# Exercise instructions
Write all of the entries again. Keep them exactly as they are.

(Material for this exercise Opens)

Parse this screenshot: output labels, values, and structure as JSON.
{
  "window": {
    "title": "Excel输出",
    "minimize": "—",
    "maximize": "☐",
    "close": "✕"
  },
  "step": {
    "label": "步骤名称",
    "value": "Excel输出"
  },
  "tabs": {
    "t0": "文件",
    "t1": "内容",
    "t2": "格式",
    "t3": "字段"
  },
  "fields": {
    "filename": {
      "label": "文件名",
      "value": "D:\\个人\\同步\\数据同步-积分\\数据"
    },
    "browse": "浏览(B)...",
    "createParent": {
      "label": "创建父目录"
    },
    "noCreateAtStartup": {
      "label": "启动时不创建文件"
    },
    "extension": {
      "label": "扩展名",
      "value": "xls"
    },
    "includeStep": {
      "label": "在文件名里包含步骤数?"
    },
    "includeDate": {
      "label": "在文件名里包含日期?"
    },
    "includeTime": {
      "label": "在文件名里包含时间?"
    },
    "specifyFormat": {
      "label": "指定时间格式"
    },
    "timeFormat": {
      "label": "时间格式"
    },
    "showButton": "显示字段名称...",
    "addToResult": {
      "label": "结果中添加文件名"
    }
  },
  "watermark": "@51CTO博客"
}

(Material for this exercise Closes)

# Answer section
Parse this screenshot: output labels, values, and structure as JSON.
{
  "window": {
    "title": "Excel输出",
    "minimize": "—",
    "maximize": "☐",
    "close": "✕"
  },
  "step": {
    "label": "步骤名称",
    "value": "Excel输出"
  },
  "tabs": {
    "t0": "文件",
    "t1": "内容",
    "t2": "格式",
    "t3": "字段"
  },
  "fields": {
    "filename": {
      "label": "文件名",
      "value": "D:\\个人\\同步\\数据同步-积分\\数据"
    },
    "browse": "浏览(B)...",
    "createParent": {
      "label": "创建父目录"
    },
    "noCreateAtStartup": {
      "label": "启动时不创建文件"
    },
    "extension": {
      "label": "扩展名",
      "value": "xls"
    },
    "includeStep": {
      "label": "在文件名里包含步骤数?"
    },
    "includeDate": {
      "label": "在文件名里包含日期?"
    },
    "includeTime": {
      "label": "在文件名里包含时间?"
    },
    "specifyFormat": {
      "label": "指定时间格式"
    },
    "timeFormat": {
      "label": "时间格式"
    },
    "showButton": "显示字段名称...",
    "addToResult": {
      "label": "结果中添加文件名"
    }
  },
  "watermark": "@51CTO博客"
}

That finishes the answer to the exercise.